Kaer Rigor and Preideu Annwfyn
The third awdl of Preideu Annwfyn was only treated very briefly in Concepts of Arthur. It was suggested there that this awdl might potentially reference some tale of Arthurian exploits in a frozen hell, given that Preideu Annwfyn seems to allude to a number of independent Arthurian raids on the Otherworld and kaer rigor -- the fort under attack in the third awdl -- can be translated as 'the Frigid Fort' (Concepts of Arthur, p. 59). This idea has now been fully developed in Green (2009), which looks at the translation and interpretation of the awdl as a whole; this article also offers some further discussion of the idea that multiple Arthurian tales -- including the 'Battle of the Trees' -- are alluded to in Preideu Annwfyn.

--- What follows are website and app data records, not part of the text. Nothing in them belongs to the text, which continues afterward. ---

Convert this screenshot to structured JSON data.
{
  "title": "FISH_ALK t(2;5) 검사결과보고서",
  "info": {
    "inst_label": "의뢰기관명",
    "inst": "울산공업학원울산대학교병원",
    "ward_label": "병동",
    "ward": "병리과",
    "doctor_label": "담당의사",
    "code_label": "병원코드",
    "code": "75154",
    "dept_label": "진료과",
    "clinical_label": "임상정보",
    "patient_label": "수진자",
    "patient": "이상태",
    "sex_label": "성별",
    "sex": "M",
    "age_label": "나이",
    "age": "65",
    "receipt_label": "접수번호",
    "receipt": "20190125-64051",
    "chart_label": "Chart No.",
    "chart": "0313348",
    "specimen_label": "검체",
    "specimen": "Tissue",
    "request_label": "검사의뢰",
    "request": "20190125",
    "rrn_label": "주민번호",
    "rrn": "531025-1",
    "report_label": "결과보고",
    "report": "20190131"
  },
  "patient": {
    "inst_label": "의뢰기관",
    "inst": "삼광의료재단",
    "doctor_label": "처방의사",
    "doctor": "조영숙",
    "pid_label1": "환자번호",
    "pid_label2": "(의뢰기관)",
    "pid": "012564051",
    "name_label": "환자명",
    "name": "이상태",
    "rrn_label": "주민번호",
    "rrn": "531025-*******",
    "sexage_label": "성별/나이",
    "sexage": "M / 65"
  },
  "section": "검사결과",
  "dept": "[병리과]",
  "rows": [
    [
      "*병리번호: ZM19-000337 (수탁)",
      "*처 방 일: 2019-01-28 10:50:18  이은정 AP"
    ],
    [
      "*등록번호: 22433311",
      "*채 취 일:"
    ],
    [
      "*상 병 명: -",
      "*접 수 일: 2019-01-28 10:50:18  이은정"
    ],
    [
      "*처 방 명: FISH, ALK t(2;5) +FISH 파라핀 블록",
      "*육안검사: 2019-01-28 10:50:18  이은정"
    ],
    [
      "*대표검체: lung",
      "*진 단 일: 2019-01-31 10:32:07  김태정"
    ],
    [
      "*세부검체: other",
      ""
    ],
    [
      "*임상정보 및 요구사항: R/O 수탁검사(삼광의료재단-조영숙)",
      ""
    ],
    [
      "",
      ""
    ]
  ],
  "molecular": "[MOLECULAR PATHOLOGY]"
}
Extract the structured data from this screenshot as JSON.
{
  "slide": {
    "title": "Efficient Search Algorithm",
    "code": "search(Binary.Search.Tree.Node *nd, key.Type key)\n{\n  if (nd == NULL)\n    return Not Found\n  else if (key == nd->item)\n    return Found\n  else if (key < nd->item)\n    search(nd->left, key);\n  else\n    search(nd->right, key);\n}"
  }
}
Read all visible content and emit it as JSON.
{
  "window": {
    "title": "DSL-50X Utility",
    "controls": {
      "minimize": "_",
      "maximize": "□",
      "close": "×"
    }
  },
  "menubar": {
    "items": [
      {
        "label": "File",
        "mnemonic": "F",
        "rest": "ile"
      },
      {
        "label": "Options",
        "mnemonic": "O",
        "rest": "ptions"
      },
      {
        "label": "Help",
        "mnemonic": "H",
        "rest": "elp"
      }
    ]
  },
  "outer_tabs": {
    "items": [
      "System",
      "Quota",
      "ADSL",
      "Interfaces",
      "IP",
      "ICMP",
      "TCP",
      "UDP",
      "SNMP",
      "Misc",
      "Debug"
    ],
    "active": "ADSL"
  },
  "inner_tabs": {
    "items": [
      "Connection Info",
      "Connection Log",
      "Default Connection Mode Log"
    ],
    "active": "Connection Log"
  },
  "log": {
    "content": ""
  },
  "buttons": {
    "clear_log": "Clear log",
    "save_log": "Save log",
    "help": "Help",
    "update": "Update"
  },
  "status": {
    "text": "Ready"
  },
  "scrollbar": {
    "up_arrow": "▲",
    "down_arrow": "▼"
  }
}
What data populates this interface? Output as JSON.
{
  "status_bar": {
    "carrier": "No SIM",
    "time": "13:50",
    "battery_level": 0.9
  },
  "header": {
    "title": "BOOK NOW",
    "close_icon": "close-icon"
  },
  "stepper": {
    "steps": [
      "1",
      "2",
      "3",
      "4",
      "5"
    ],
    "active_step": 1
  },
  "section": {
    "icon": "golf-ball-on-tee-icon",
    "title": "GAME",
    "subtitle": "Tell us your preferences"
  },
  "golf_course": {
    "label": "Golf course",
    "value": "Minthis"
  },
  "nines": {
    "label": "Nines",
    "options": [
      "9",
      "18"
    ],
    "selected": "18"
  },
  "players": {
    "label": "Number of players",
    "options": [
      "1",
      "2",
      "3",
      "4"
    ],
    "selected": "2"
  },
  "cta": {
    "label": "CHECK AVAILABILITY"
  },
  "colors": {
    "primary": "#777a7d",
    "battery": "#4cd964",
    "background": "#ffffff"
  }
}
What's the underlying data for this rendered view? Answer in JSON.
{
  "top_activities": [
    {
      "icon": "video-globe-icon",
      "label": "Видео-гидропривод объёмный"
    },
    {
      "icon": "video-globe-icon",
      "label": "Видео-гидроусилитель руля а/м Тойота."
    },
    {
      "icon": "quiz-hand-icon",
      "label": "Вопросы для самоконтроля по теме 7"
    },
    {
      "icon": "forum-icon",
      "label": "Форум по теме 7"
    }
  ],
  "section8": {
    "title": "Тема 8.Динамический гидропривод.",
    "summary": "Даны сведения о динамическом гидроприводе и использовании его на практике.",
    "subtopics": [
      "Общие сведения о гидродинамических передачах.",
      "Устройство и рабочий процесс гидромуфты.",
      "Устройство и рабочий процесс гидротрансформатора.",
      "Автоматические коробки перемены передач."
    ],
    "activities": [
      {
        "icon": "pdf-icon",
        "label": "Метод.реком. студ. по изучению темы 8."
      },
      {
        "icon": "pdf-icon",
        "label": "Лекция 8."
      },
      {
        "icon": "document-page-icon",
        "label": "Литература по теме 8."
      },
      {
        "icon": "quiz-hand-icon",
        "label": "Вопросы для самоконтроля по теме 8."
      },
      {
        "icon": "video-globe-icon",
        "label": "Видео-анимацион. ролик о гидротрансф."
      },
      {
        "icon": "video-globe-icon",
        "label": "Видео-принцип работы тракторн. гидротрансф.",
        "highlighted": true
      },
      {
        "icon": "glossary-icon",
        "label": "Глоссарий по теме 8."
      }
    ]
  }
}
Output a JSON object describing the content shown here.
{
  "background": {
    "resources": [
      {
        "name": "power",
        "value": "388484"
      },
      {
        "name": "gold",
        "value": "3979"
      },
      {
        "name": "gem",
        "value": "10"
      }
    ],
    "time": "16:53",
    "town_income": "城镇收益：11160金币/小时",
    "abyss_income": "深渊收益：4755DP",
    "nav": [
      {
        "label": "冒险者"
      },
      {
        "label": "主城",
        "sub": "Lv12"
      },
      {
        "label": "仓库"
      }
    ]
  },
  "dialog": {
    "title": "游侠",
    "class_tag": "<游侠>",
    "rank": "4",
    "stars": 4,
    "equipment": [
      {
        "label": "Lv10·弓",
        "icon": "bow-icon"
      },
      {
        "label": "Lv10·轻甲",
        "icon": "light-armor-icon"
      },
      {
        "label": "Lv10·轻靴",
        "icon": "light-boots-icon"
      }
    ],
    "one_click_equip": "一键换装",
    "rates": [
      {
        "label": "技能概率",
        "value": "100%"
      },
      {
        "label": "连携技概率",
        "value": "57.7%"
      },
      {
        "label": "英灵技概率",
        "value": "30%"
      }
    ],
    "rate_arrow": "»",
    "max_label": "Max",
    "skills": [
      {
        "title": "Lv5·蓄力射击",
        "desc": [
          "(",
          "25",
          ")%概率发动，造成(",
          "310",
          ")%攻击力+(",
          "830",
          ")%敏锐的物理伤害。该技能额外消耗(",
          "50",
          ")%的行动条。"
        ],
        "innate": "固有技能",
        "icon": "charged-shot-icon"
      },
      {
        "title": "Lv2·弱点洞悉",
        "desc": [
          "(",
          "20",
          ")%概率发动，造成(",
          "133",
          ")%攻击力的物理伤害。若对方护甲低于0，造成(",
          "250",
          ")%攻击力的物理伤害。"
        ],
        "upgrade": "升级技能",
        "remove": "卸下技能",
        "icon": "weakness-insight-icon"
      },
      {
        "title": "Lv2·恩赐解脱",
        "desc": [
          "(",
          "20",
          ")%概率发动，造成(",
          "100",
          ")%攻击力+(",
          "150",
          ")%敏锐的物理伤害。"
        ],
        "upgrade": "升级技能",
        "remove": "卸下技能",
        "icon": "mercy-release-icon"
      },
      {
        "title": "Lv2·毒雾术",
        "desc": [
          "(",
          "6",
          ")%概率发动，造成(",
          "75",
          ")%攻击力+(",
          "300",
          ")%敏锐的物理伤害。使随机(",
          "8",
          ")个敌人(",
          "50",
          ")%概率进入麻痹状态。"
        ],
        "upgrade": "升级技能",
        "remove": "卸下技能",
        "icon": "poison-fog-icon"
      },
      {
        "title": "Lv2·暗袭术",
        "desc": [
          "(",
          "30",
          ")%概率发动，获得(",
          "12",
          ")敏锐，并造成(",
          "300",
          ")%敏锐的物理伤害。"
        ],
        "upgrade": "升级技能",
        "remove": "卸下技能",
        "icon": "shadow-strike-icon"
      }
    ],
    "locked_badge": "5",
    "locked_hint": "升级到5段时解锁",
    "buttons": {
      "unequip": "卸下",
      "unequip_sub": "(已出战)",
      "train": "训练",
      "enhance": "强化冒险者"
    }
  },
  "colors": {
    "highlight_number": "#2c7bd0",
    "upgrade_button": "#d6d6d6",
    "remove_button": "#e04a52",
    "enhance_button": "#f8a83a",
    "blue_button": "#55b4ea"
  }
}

References: Green, 'An Alternative Interpretation of Preideu Annwfyn, lines 23-8', Studia Celtica, 43 (2009), pp. 207-13.
p.32, lines 17-18: 'the possibly eleventh-century Breton Life of Saint Goueznou (which paraphrases the Historia Brittonum)' was mistakenly included in the list here and should have been replaced by the final edit with 'the early twelfth-century Historia Anglorum of Henry of Huntingdon (which paraphrases the Historia Brittonum)' [Noted 25 January 2008]
p.64, line 34: 'the 'Lord of Britain', whom the poet claims sang in the 'van of the tree-battalion'...' has unaccountably replaced the correct wording in the final edit. It should read 'the 'Lord of Britain', whom the poet claims he sang before in the 'van of the tree-battalion'...' [Noted 15 February 2008]
Minor fixes: p.63, line 19 - *ghdh (n) should read *ghdho(n) ; p.99, line 21 - '(1983: 239; Jackson, 1953: 697)' should read '(1982: 239; Jackson, 1953: 330-5, 697)'; p.60, line 6 - 'Melwas' should read 'Maheloas/Meleagant (i.e. Melwas - Bromwich, 1978: 382)'; p.21, line 38 - 'the first element of the word...' should read 'the first part of the name...'; p.47, line 27 - 'see Ford, 1977: 183' should read 'Ford, 1977: 183'; p.213, line 21 - 'OW Badon' should read ' Badon '; p.211, lines 31-2 - 'OE Lincolun... Late British Lindgolun' should read 'OE *Lindcolun... Late British *Lindgolun '. [Noted 25 March 2008]
Minor fixes: p.21, line 42 - 'pagan, Celtic and sacred connotations' should read 'pagan Celtic sacred connotations'; p.210, line 23 - 'Cameron, 1985' should have been replaced with 'Jackson, 1953: 332, 543; Cameron, 1991: 2-7' and Cameron, 1985 in bib updated to 1991, same series, vol 2 (no. 64/5); p.211, line 26 - 'king-list' should read 'royal genealogy'; p.99, lines 13-14 - for the sake of clarity, 'long -e- developed into -oi- in Archaic Welsh (as in the Historia's early ninth-century Troit, later -wy-)' should have been replaced by 'long -e- developed into -ui- in Archaic Welsh (sometimes written -oi-, as in the Historia's early ninth-century Troit, later -wy-)'. [Noted 31 March 2008]Copyright © 2008, 2014 Caitlin R. Green. All Rights Reserved. To cite articles or pages from this website, use a service such as WebCite or alternatively see one of the following style citation guides. Comments and queries via email to Caitlin R. Green.